[Your objective]
Below are some records; repeat them all exactly, minus the pictures.

Data records for software interfaces
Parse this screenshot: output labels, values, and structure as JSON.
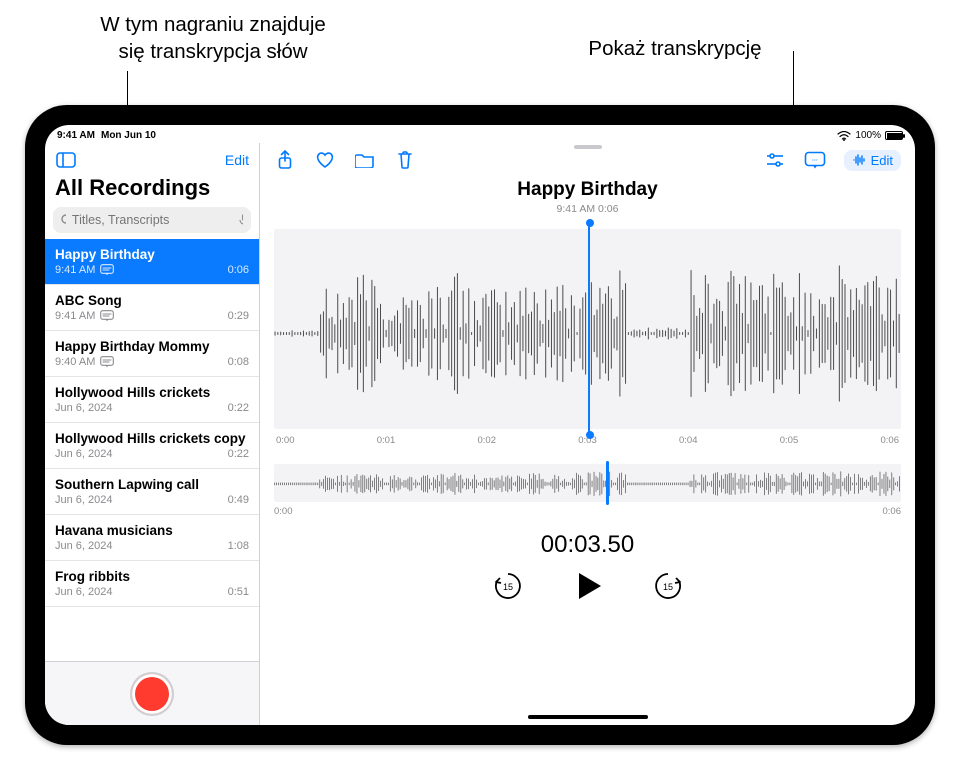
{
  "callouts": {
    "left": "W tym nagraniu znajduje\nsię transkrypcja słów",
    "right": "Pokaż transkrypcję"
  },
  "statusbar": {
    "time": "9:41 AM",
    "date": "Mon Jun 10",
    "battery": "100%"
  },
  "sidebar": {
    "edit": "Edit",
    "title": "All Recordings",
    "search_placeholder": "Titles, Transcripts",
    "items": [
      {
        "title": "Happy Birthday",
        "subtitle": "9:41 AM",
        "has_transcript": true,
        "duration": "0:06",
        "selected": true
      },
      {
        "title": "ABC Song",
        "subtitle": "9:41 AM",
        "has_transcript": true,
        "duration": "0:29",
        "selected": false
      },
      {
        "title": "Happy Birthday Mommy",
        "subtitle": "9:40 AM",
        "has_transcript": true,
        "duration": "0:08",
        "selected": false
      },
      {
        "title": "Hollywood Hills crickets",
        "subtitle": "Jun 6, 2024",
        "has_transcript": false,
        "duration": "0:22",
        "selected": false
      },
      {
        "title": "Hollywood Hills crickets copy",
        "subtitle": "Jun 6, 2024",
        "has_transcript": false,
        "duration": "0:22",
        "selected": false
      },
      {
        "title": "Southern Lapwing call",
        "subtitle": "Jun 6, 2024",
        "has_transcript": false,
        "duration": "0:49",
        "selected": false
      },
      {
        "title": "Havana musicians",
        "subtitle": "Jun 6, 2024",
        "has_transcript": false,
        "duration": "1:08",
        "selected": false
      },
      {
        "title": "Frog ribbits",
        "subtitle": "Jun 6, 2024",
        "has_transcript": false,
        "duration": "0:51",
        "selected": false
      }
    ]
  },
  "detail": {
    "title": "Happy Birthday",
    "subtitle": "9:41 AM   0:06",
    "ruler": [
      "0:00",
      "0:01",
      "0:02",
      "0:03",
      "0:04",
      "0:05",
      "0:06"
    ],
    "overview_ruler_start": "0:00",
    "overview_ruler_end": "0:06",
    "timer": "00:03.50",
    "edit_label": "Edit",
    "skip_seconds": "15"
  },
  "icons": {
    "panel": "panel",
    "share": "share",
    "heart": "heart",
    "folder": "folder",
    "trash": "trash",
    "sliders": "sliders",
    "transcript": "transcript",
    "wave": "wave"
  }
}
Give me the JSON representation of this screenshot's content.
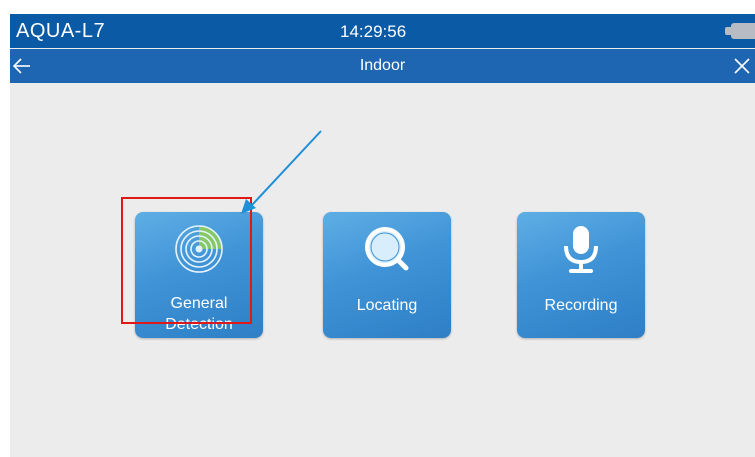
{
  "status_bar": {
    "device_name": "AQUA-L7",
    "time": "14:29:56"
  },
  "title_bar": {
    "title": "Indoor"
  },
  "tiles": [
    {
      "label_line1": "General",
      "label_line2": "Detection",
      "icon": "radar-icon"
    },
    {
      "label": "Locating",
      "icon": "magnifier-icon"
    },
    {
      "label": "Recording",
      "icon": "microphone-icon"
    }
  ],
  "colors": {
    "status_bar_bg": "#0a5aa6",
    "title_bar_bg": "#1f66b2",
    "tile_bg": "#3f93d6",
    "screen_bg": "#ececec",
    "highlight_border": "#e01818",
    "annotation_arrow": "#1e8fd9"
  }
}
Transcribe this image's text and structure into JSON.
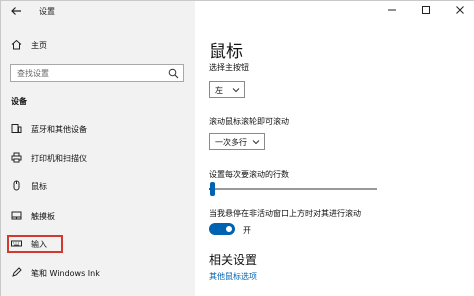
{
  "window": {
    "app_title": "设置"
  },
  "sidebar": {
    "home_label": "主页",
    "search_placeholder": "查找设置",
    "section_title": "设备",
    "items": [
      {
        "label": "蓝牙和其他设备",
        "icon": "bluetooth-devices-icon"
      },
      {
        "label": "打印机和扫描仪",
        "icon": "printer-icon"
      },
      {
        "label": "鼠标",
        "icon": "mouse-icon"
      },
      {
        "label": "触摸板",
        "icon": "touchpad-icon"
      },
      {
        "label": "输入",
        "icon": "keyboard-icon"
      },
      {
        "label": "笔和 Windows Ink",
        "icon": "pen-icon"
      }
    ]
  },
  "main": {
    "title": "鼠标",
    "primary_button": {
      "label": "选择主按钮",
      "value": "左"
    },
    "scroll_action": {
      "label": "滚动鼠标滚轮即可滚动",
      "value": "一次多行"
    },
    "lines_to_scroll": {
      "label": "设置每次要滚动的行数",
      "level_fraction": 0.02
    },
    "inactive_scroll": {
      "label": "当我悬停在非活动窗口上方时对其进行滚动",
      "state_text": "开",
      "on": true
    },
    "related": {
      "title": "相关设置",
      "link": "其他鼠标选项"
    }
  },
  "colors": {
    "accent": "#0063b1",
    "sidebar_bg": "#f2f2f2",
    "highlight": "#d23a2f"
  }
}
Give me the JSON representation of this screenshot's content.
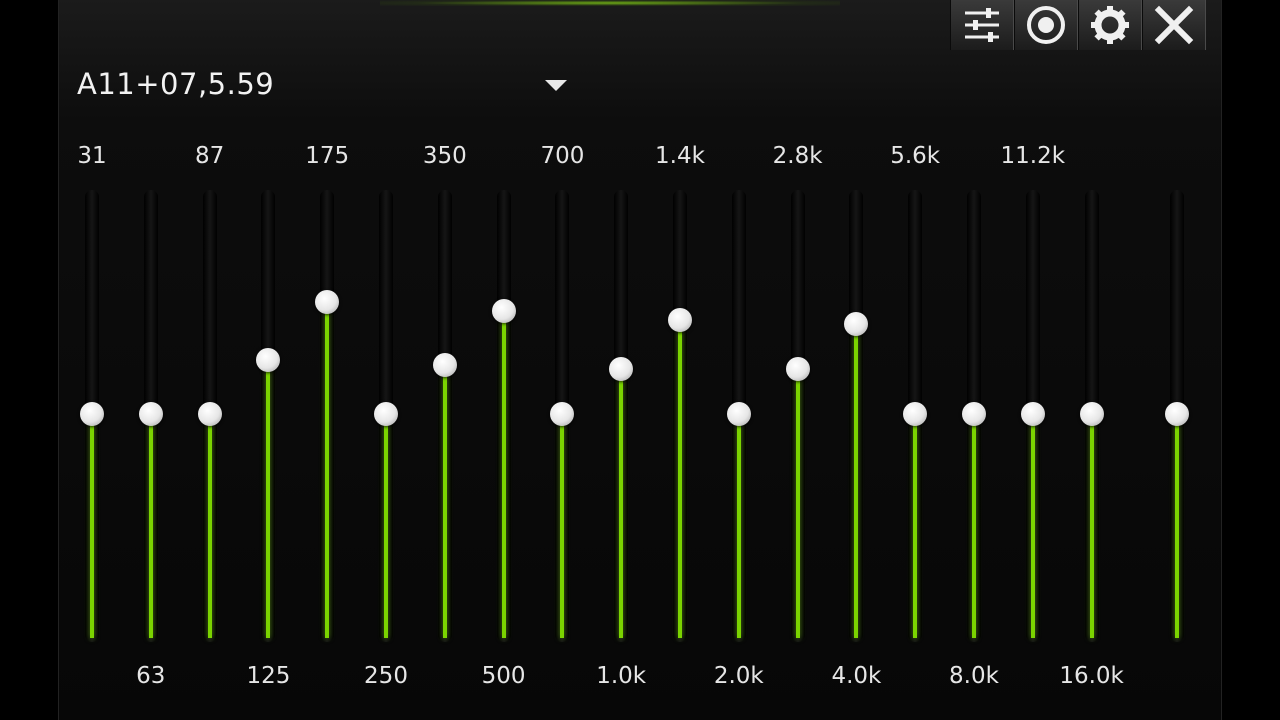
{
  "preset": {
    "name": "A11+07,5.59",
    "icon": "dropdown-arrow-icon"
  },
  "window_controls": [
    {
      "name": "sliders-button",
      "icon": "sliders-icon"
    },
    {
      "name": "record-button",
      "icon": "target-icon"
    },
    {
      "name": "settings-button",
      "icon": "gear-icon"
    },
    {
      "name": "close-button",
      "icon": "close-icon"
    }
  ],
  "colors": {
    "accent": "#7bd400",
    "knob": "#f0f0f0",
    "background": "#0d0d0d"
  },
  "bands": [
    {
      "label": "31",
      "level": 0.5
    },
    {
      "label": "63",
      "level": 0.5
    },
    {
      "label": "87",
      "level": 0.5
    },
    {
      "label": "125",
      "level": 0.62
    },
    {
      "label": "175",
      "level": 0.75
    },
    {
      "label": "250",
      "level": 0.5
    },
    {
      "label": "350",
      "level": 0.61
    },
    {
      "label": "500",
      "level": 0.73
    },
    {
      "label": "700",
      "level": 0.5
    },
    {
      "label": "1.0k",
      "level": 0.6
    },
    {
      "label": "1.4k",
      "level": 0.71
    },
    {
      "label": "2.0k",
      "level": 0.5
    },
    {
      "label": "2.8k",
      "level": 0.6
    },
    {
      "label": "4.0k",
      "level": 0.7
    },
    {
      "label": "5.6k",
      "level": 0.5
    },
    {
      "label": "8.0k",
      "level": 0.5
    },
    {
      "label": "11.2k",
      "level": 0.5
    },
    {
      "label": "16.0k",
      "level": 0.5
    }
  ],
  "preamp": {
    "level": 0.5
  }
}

[Result]
Parse this screenshot: output labels, values, and structure as JSON.
{
  "callouts": {
    "left": "W tym nagraniu znajduje\nsię transkrypcja słów",
    "right": "Pokaż transkrypcję"
  },
  "statusbar": {
    "time": "9:41 AM",
    "date": "Mon Jun 10",
    "battery": "100%"
  },
  "sidebar": {
    "edit": "Edit",
    "title": "All Recordings",
    "search_placeholder": "Titles, Transcripts",
    "items": [
      {
        "title": "Happy Birthday",
        "subtitle": "9:41 AM",
        "has_transcript": true,
        "duration": "0:06",
        "selected": true
      },
      {
        "title": "ABC Song",
        "subtitle": "9:41 AM",
        "has_transcript": true,
        "duration": "0:29",
        "selected": false
      },
      {
        "title": "Happy Birthday Mommy",
        "subtitle": "9:40 AM",
        "has_transcript": true,
        "duration": "0:08",
        "selected": false
      },
      {
        "title": "Hollywood Hills crickets",
        "subtitle": "Jun 6, 2024",
        "has_transcript": false,
        "duration": "0:22",
        "selected": false
      },
      {
        "title": "Hollywood Hills crickets copy",
        "subtitle": "Jun 6, 2024",
        "has_transcript": false,
        "duration": "0:22",
        "selected": false
      },
      {
        "title": "Southern Lapwing call",
        "subtitle": "Jun 6, 2024",
        "has_transcript": false,
        "duration": "0:49",
        "selected": false
      },
      {
        "title": "Havana musicians",
        "subtitle": "Jun 6, 2024",
        "has_transcript": false,
        "duration": "1:08",
        "selected": false
      },
      {
        "title": "Frog ribbits",
        "subtitle": "Jun 6, 2024",
        "has_transcript": false,
        "duration": "0:51",
        "selected": false
      }
    ]
  },
  "detail": {
    "title": "Happy Birthday",
    "subtitle": "9:41 AM   0:06",
    "ruler": [
      "0:00",
      "0:01",
      "0:02",
      "0:03",
      "0:04",
      "0:05",
      "0:06"
    ],
    "overview_ruler_start": "0:00",
    "overview_ruler_end": "0:06",
    "timer": "00:03.50",
    "edit_label": "Edit",
    "skip_seconds": "15"
  },
  "icons": {
    "panel": "panel",
    "share": "share",
    "heart": "heart",
    "folder": "folder",
    "trash": "trash",
    "sliders": "sliders",
    "transcript": "transcript",
    "wave": "wave"
  }
}
Give me the JSON representation of this screenshot's content.
{
  "status_bar": {
    "device_name": "AQUA-L7",
    "time": "14:29:56"
  },
  "title_bar": {
    "title": "Indoor"
  },
  "tiles": [
    {
      "label_line1": "General",
      "label_line2": "Detection",
      "icon": "radar-icon"
    },
    {
      "label": "Locating",
      "icon": "magnifier-icon"
    },
    {
      "label": "Recording",
      "icon": "microphone-icon"
    }
  ],
  "colors": {
    "status_bar_bg": "#0a5aa6",
    "title_bar_bg": "#1f66b2",
    "tile_bg": "#3f93d6",
    "screen_bg": "#ececec",
    "highlight_border": "#e01818",
    "annotation_arrow": "#1e8fd9"
  }
}
Transcribe this image's text and structure into JSON.
{
  "window": {
    "app_title": "设置"
  },
  "sidebar": {
    "home_label": "主页",
    "search_placeholder": "查找设置",
    "section_title": "设备",
    "items": [
      {
        "label": "蓝牙和其他设备",
        "icon": "bluetooth-devices-icon"
      },
      {
        "label": "打印机和扫描仪",
        "icon": "printer-icon"
      },
      {
        "label": "鼠标",
        "icon": "mouse-icon"
      },
      {
        "label": "触摸板",
        "icon": "touchpad-icon"
      },
      {
        "label": "输入",
        "icon": "keyboard-icon"
      },
      {
        "label": "笔和 Windows Ink",
        "icon": "pen-icon"
      }
    ]
  },
  "main": {
    "title": "鼠标",
    "primary_button": {
      "label": "选择主按钮",
      "value": "左"
    },
    "scroll_action": {
      "label": "滚动鼠标滚轮即可滚动",
      "value": "一次多行"
    },
    "lines_to_scroll": {
      "label": "设置每次要滚动的行数",
      "level_fraction": 0.02
    },
    "inactive_scroll": {
      "label": "当我悬停在非活动窗口上方时对其进行滚动",
      "state_text": "开",
      "on": true
    },
    "related": {
      "title": "相关设置",
      "link": "其他鼠标选项"
    }
  },
  "colors": {
    "accent": "#0063b1",
    "sidebar_bg": "#f2f2f2",
    "highlight": "#d23a2f"
  }
}
Give me the JSON representation of this screenshot's content.
{
  "preset": {
    "name": "A11+07,5.59",
    "icon": "dropdown-arrow-icon"
  },
  "window_controls": [
    {
      "name": "sliders-button",
      "icon": "sliders-icon"
    },
    {
      "name": "record-button",
      "icon": "target-icon"
    },
    {
      "name": "settings-button",
      "icon": "gear-icon"
    },
    {
      "name": "close-button",
      "icon": "close-icon"
    }
  ],
  "colors": {
    "accent": "#7bd400",
    "knob": "#f0f0f0",
    "background": "#0d0d0d"
  },
  "bands": [
    {
      "label": "31",
      "level": 0.5
    },
    {
      "label": "63",
      "level": 0.5
    },
    {
      "label": "87",
      "level": 0.5
    },
    {
      "label": "125",
      "level": 0.62
    },
    {
      "label": "175",
      "level": 0.75
    },
    {
      "label": "250",
      "level": 0.5
    },
    {
      "label": "350",
      "level": 0.61
    },
    {
      "label": "500",
      "level": 0.73
    },
    {
      "label": "700",
      "level": 0.5
    },
    {
      "label": "1.0k",
      "level": 0.6
    },
    {
      "label": "1.4k",
      "level": 0.71
    },
    {
      "label": "2.0k",
      "level": 0.5
    },
    {
      "label": "2.8k",
      "level": 0.6
    },
    {
      "label": "4.0k",
      "level": 0.7
    },
    {
      "label": "5.6k",
      "level": 0.5
    },
    {
      "label": "8.0k",
      "level": 0.5
    },
    {
      "label": "11.2k",
      "level": 0.5
    },
    {
      "label": "16.0k",
      "level": 0.5
    }
  ],
  "preamp": {
    "level": 0.5
  }
}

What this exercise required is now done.